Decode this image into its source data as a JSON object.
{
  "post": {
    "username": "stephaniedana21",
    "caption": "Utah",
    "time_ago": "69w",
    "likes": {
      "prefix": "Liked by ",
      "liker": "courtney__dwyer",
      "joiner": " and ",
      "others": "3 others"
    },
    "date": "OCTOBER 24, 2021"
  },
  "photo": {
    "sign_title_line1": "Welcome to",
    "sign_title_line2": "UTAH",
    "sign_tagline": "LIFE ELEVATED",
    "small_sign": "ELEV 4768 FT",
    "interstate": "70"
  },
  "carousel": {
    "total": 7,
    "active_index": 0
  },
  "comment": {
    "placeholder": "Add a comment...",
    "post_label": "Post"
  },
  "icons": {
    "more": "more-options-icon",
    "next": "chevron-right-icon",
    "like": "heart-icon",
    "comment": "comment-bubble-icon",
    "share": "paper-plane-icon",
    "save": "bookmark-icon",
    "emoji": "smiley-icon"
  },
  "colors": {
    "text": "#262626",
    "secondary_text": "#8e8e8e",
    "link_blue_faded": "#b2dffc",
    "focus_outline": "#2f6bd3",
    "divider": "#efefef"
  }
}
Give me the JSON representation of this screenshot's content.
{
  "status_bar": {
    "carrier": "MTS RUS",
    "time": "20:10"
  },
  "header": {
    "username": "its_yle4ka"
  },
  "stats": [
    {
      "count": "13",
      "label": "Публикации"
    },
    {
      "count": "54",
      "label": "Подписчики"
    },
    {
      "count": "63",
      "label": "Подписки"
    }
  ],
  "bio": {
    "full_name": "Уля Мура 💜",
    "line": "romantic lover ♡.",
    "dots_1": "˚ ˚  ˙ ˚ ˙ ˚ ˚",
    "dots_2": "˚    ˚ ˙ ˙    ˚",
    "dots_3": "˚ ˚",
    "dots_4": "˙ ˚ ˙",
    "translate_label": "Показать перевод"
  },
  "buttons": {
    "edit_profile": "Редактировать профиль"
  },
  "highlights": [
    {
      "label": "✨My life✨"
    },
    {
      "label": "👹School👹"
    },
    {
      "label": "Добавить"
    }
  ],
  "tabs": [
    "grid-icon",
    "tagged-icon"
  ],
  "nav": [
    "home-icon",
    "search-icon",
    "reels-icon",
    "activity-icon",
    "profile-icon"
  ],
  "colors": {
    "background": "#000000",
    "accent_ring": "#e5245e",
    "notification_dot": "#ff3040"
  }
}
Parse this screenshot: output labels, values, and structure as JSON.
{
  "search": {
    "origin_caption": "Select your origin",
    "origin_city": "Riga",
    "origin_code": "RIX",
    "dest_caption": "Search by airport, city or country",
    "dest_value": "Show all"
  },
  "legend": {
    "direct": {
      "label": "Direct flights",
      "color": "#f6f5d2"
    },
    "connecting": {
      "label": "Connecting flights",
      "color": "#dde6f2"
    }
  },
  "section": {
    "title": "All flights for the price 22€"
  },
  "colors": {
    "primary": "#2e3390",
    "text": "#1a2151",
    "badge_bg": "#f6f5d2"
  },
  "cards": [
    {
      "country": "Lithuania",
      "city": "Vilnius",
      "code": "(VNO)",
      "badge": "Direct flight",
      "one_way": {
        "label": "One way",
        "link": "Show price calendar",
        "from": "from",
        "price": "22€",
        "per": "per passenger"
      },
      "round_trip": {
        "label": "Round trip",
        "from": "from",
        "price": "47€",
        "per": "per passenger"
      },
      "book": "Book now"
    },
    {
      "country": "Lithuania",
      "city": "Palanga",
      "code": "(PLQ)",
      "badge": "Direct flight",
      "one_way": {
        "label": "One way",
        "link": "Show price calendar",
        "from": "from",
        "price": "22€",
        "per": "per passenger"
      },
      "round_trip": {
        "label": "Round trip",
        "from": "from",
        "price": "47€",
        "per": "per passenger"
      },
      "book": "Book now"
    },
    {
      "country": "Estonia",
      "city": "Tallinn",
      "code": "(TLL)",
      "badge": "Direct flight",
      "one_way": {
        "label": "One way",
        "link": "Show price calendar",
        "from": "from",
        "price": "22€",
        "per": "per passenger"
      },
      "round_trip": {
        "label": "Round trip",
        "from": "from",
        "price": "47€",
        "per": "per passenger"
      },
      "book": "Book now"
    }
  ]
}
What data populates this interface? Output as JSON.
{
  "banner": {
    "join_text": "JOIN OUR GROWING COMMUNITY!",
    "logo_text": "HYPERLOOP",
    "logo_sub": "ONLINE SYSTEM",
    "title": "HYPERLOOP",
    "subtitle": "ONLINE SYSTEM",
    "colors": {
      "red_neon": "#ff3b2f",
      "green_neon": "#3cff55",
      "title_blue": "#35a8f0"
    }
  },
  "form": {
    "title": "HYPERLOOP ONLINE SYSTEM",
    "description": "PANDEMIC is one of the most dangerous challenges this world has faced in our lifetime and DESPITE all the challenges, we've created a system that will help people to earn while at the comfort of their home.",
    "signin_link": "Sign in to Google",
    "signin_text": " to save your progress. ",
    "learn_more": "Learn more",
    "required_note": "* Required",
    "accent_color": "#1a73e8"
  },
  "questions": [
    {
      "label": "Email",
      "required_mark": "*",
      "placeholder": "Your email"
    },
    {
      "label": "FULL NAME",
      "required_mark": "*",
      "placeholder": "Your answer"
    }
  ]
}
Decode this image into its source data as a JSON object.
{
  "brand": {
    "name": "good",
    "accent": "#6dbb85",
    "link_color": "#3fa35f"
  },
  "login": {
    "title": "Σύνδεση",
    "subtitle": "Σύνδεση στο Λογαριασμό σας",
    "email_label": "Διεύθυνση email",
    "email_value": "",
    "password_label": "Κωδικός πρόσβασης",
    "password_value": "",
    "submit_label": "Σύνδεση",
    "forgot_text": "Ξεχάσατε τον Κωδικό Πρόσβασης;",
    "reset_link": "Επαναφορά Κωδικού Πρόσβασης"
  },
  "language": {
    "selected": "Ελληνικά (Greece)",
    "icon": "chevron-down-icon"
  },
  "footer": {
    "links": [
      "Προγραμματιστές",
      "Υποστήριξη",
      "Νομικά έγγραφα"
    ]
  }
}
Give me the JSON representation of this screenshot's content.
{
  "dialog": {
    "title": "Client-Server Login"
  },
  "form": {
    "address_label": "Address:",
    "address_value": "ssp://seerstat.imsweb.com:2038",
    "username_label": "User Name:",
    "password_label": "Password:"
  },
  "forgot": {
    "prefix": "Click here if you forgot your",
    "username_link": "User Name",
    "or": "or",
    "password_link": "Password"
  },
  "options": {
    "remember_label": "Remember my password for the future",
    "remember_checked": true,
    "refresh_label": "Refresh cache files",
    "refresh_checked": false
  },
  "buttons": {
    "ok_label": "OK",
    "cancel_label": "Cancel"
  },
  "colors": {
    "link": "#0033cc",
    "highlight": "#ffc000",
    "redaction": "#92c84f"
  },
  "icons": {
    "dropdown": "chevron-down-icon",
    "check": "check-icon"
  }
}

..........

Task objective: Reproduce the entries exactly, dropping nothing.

Result of this task:
Decode this image into its source data as a JSON object.
{
  "post": {
    "username": "stephaniedana21",
    "caption": "Utah",
    "time_ago": "69w",
    "likes": {
      "prefix": "Liked by ",
      "liker": "courtney__dwyer",
      "joiner": " and ",
      "others": "3 others"
    },
    "date": "OCTOBER 24, 2021"
  },
  "photo": {
    "sign_title_line1": "Welcome to",
    "sign_title_line2": "UTAH",
    "sign_tagline": "LIFE ELEVATED",
    "small_sign": "ELEV 4768 FT",
    "interstate": "70"
  },
  "carousel": {
    "total": 7,
    "active_index": 0
  },
  "comment": {
    "placeholder": "Add a comment...",
    "post_label": "Post"
  },
  "icons": {
    "more": "more-options-icon",
    "next": "chevron-right-icon",
    "like": "heart-icon",
    "comment": "comment-bubble-icon",
    "share": "paper-plane-icon",
    "save": "bookmark-icon",
    "emoji": "smiley-icon"
  },
  "colors": {
    "text": "#262626",
    "secondary_text": "#8e8e8e",
    "link_blue_faded": "#b2dffc",
    "focus_outline": "#2f6bd3",
    "divider": "#efefef"
  }
}
Give me the JSON representation of this screenshot's content.
{
  "status_bar": {
    "carrier": "MTS RUS",
    "time": "20:10"
  },
  "header": {
    "username": "its_yle4ka"
  },
  "stats": [
    {
      "count": "13",
      "label": "Публикации"
    },
    {
      "count": "54",
      "label": "Подписчики"
    },
    {
      "count": "63",
      "label": "Подписки"
    }
  ],
  "bio": {
    "full_name": "Уля Мура 💜",
    "line": "romantic lover ♡.",
    "dots_1": "˚ ˚  ˙ ˚ ˙ ˚ ˚",
    "dots_2": "˚    ˚ ˙ ˙    ˚",
    "dots_3": "˚ ˚",
    "dots_4": "˙ ˚ ˙",
    "translate_label": "Показать перевод"
  },
  "buttons": {
    "edit_profile": "Редактировать профиль"
  },
  "highlights": [
    {
      "label": "✨My life✨"
    },
    {
      "label": "👹School👹"
    },
    {
      "label": "Добавить"
    }
  ],
  "tabs": [
    "grid-icon",
    "tagged-icon"
  ],
  "nav": [
    "home-icon",
    "search-icon",
    "reels-icon",
    "activity-icon",
    "profile-icon"
  ],
  "colors": {
    "background": "#000000",
    "accent_ring": "#e5245e",
    "notification_dot": "#ff3040"
  }
}
Parse this screenshot: output labels, values, and structure as JSON.
{
  "search": {
    "origin_caption": "Select your origin",
    "origin_city": "Riga",
    "origin_code": "RIX",
    "dest_caption": "Search by airport, city or country",
    "dest_value": "Show all"
  },
  "legend": {
    "direct": {
      "label": "Direct flights",
      "color": "#f6f5d2"
    },
    "connecting": {
      "label": "Connecting flights",
      "color": "#dde6f2"
    }
  },
  "section": {
    "title": "All flights for the price 22€"
  },
  "colors": {
    "primary": "#2e3390",
    "text": "#1a2151",
    "badge_bg": "#f6f5d2"
  },
  "cards": [
    {
      "country": "Lithuania",
      "city": "Vilnius",
      "code": "(VNO)",
      "badge": "Direct flight",
      "one_way": {
        "label": "One way",
        "link": "Show price calendar",
        "from": "from",
        "price": "22€",
        "per": "per passenger"
      },
      "round_trip": {
        "label": "Round trip",
        "from": "from",
        "price": "47€",
        "per": "per passenger"
      },
      "book": "Book now"
    },
    {
      "country": "Lithuania",
      "city": "Palanga",
      "code": "(PLQ)",
      "badge": "Direct flight",
      "one_way": {
        "label": "One way",
        "link": "Show price calendar",
        "from": "from",
        "price": "22€",
        "per": "per passenger"
      },
      "round_trip": {
        "label": "Round trip",
        "from": "from",
        "price": "47€",
        "per": "per passenger"
      },
      "book": "Book now"
    },
    {
      "country": "Estonia",
      "city": "Tallinn",
      "code": "(TLL)",
      "badge": "Direct flight",
      "one_way": {
        "label": "One way",
        "link": "Show price calendar",
        "from": "from",
        "price": "22€",
        "per": "per passenger"
      },
      "round_trip": {
        "label": "Round trip",
        "from": "from",
        "price": "47€",
        "per": "per passenger"
      },
      "book": "Book now"
    }
  ]
}
What data populates this interface? Output as JSON.
{
  "banner": {
    "join_text": "JOIN OUR GROWING COMMUNITY!",
    "logo_text": "HYPERLOOP",
    "logo_sub": "ONLINE SYSTEM",
    "title": "HYPERLOOP",
    "subtitle": "ONLINE SYSTEM",
    "colors": {
      "red_neon": "#ff3b2f",
      "green_neon": "#3cff55",
      "title_blue": "#35a8f0"
    }
  },
  "form": {
    "title": "HYPERLOOP ONLINE SYSTEM",
    "description": "PANDEMIC is one of the most dangerous challenges this world has faced in our lifetime and DESPITE all the challenges, we've created a system that will help people to earn while at the comfort of their home.",
    "signin_link": "Sign in to Google",
    "signin_text": " to save your progress. ",
    "learn_more": "Learn more",
    "required_note": "* Required",
    "accent_color": "#1a73e8"
  },
  "questions": [
    {
      "label": "Email",
      "required_mark": "*",
      "placeholder": "Your email"
    },
    {
      "label": "FULL NAME",
      "required_mark": "*",
      "placeholder": "Your answer"
    }
  ]
}
Decode this image into its source data as a JSON object.
{
  "brand": {
    "name": "good",
    "accent": "#6dbb85",
    "link_color": "#3fa35f"
  },
  "login": {
    "title": "Σύνδεση",
    "subtitle": "Σύνδεση στο Λογαριασμό σας",
    "email_label": "Διεύθυνση email",
    "email_value": "",
    "password_label": "Κωδικός πρόσβασης",
    "password_value": "",
    "submit_label": "Σύνδεση",
    "forgot_text": "Ξεχάσατε τον Κωδικό Πρόσβασης;",
    "reset_link": "Επαναφορά Κωδικού Πρόσβασης"
  },
  "language": {
    "selected": "Ελληνικά (Greece)",
    "icon": "chevron-down-icon"
  },
  "footer": {
    "links": [
      "Προγραμματιστές",
      "Υποστήριξη",
      "Νομικά έγγραφα"
    ]
  }
}
Give me the JSON representation of this screenshot's content.
{
  "dialog": {
    "title": "Client-Server Login"
  },
  "form": {
    "address_label": "Address:",
    "address_value": "ssp://seerstat.imsweb.com:2038",
    "username_label": "User Name:",
    "password_label": "Password:"
  },
  "forgot": {
    "prefix": "Click here if you forgot your",
    "username_link": "User Name",
    "or": "or",
    "password_link": "Password"
  },
  "options": {
    "remember_label": "Remember my password for the future",
    "remember_checked": true,
    "refresh_label": "Refresh cache files",
    "refresh_checked": false
  },
  "buttons": {
    "ok_label": "OK",
    "cancel_label": "Cancel"
  },
  "colors": {
    "link": "#0033cc",
    "highlight": "#ffc000",
    "redaction": "#92c84f"
  },
  "icons": {
    "dropdown": "chevron-down-icon",
    "check": "check-icon"
  }
}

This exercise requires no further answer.